Sadly, he really was the passport stamper guy, and R and I spent the next hour sadly looking over the rail of the boat at all the happy people who had successfully made it to land. Homeboy must have gone home to have lunch, b/c he left us on the boat for an hour until he came back and stamped our passports (but I had to apologize first). So, travel lesson number one: do not spend entire ferry rides sunbathing, pay attention to what other people who know what they are doing are doing.

Now that I have vented, Morocco has been amazing. We went to a small mountain town called Chefchaoen first, and wandered around getting lost in the winding maze of the medina, which is a walled off section of town where the mosques are.

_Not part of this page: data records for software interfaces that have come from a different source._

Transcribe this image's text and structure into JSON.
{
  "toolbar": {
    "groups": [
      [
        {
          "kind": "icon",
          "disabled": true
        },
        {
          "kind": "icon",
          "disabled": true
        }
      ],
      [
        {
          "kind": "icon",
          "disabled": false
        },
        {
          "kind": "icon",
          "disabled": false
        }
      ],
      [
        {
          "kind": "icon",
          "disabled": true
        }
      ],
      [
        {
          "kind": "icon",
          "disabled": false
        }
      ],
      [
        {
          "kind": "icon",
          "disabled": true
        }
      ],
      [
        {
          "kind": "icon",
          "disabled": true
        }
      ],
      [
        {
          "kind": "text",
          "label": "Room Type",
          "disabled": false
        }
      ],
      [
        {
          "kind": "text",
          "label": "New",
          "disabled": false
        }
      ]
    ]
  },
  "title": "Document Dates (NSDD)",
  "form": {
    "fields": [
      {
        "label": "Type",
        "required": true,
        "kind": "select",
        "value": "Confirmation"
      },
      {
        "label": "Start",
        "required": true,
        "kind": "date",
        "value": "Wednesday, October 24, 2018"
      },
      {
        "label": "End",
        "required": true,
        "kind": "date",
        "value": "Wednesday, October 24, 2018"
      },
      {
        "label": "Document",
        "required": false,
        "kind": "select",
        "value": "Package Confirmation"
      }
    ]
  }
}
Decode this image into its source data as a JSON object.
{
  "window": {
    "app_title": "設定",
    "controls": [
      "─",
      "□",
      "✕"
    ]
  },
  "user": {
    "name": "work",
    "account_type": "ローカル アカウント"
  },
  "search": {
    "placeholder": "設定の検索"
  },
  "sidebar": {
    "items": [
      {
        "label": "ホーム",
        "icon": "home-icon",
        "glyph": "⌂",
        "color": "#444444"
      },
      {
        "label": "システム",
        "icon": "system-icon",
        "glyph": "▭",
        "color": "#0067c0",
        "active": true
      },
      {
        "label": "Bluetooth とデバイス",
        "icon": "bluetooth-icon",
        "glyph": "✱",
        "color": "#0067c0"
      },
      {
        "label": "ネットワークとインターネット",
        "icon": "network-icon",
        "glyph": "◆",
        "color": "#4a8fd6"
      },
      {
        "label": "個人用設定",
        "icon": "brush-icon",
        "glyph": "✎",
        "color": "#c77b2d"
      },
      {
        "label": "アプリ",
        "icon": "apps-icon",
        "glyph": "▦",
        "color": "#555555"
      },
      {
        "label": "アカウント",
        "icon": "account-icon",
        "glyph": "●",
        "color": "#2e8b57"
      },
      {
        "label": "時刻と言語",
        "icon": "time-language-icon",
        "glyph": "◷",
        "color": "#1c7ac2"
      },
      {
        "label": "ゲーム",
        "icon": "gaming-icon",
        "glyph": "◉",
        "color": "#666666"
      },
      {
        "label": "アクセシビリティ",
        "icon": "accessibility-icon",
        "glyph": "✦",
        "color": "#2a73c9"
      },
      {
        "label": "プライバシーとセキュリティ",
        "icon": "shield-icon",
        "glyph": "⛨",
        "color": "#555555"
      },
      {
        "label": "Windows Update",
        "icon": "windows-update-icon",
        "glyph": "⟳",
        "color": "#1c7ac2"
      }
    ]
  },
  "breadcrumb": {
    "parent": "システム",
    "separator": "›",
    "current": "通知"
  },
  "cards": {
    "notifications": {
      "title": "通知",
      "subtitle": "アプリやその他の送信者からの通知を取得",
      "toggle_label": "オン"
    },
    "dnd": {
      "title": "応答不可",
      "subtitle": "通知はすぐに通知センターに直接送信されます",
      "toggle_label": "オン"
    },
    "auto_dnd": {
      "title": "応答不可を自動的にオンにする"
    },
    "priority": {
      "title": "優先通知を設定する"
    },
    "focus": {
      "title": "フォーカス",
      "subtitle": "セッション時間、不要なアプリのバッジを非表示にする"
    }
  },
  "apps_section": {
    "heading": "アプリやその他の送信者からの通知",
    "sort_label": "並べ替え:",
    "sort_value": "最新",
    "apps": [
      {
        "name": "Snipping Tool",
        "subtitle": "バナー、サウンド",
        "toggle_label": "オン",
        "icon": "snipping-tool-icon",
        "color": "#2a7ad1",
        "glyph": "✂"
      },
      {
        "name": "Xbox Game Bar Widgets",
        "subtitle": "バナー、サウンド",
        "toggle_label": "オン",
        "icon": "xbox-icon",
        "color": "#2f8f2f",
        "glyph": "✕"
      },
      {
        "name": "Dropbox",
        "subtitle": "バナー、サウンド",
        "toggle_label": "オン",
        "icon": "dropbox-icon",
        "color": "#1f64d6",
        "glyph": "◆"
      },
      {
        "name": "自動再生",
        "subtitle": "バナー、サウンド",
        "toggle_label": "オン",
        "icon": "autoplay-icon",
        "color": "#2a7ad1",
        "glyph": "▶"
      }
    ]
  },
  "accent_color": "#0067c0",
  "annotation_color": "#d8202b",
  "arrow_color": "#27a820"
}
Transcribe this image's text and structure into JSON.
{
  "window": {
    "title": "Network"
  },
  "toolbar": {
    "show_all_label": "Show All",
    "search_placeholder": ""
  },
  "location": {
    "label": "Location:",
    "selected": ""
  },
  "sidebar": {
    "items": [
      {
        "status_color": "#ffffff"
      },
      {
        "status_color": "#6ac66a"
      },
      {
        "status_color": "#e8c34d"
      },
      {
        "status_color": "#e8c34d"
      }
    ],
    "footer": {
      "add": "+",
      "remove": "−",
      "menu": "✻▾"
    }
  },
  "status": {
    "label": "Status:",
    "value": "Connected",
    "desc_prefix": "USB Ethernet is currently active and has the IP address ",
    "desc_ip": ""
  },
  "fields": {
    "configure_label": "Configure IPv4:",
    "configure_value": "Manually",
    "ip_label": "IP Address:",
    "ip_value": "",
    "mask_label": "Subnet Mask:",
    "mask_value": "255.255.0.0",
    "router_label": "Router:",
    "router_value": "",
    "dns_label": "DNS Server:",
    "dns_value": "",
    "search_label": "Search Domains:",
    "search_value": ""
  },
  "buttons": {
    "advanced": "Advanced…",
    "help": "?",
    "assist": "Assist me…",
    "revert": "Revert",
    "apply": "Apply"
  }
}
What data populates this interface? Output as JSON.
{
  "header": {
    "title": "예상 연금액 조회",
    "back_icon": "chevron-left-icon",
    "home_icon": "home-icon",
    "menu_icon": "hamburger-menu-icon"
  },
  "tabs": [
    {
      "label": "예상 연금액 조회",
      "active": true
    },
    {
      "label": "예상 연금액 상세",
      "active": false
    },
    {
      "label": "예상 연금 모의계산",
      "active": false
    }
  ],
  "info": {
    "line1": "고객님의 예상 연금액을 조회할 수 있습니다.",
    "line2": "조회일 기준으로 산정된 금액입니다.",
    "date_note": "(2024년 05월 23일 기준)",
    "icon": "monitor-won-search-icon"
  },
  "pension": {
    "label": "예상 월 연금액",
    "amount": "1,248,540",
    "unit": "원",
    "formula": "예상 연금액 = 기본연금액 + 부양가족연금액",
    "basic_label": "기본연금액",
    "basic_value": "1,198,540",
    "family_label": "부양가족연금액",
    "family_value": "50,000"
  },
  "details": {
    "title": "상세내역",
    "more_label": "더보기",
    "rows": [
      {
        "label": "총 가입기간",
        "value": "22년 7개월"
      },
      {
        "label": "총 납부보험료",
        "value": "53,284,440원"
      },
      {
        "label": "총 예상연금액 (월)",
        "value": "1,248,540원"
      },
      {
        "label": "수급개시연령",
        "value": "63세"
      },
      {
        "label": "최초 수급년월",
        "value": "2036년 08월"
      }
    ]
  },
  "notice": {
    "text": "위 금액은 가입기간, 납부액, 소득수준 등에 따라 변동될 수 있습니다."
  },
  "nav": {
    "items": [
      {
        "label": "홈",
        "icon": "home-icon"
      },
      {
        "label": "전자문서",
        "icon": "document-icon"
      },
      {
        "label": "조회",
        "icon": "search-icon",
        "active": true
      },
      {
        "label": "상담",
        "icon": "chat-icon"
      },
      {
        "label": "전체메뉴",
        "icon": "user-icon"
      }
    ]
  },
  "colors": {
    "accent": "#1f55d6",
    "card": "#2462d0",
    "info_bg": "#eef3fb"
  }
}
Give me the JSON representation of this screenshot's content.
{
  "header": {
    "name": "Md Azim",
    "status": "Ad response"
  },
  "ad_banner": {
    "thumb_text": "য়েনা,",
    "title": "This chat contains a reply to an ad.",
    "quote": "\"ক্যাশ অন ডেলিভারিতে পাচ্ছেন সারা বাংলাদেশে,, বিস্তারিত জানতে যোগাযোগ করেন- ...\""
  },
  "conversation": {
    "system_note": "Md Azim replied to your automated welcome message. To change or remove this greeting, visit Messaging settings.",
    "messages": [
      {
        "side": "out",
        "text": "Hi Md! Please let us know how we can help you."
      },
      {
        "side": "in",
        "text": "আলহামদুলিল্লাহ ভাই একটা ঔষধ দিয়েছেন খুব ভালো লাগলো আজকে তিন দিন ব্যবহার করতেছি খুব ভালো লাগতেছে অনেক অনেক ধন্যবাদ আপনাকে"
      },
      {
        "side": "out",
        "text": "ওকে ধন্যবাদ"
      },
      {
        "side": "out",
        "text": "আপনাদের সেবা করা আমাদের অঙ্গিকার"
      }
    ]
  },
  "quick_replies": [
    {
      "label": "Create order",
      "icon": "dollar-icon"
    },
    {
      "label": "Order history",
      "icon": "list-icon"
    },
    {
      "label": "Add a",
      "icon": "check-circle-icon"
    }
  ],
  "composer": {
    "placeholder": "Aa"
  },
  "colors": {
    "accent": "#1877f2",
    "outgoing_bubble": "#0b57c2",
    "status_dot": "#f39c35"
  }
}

This town was set in the Rif mountains, and all the streets sloped up or down, and never went straight ahead for more than 30 meters or so. All the buildings were smooth white cement with different shades of blue doors and walls. Venders were selling bags and spices and cloths and dried fruits and nuts, and at night the streets were lit up by lanterns. We had amazing food for ridiculously good prices. Our fave meal was a dinner in a nice restaurant called the Magic Lantern where we had a lamb/prune/almond tagine and an excellent couscous dish with mint tea and dessert - for a total of about $14.

Looking out of one of the restaurants in Chefchaouen
2934676255_d2f63222e8_m.jpg

Then we moved on to Fes, which is a bit like the above but much bigger, crazier, flatter, and not as quaint. But this is where we found our street meat, and we have been feasting on BBQ's kabobs in pitas, and of course mint tea. (No alcohol allowed in the medina, the country is 99% Muslim).

Spices in one of the stalls in the Fes medina
2935544314_181dd08e96_m.jpg

Here we wandered for hours getting lost, snapping photos, and trying to fend off the faux tour guides who stick to you like a barnacle no matter how adamant you are that you want to walk on your own. Fortunately, this is only at the very touristy areas in the medina or we might not have hair left from pulling it out in frustration.

The men in Morocco wear jebellas which look like wizard cloaks
2934695749_d652ee5e56_m.jpg

Tomorrow we are off to Marrakesh. Who knows what we'll find there???

Posted by thea-min 12:12 Archived in Morocco

Email this entryFacebookStumbleUpon

Table of contents

Comments

Well, during our day trip to Tangier-Morocco, we hired a local private guide, his name was Mr. Abdul email: [tangierguide@yahoo.com] who has being such a wonderful, informative tour guide. Not only first class tour guide but also a wonderful friend.

I enjoyed our conversations and his knowledge of his beautiful country. I could not image coming to Tangier and not having Abdul for a tour guide.

If any one has any doubts about hiring Abdul as a private tour guide, I would let you rest assure that Abdul is by all means the best tour guide I have ever had any where I have traveled in the world.

When I hired Mr. Abdul, I hired a tour guide when I left him I had a good friend. If any one has any questions about Abdul's guided private tours please email me at europeanexpress@california.usa.com and I will answer all inquires, Alex, Europeanexpress, CA

by travelfre2

This blog requires you to be a logged in member of Travellerspoint to place comments.

Enter your Travellerspoint login details below

( What's this? )

If you aren't a member of Travellerspoint yet, you can join for free.

Join Travellerspoint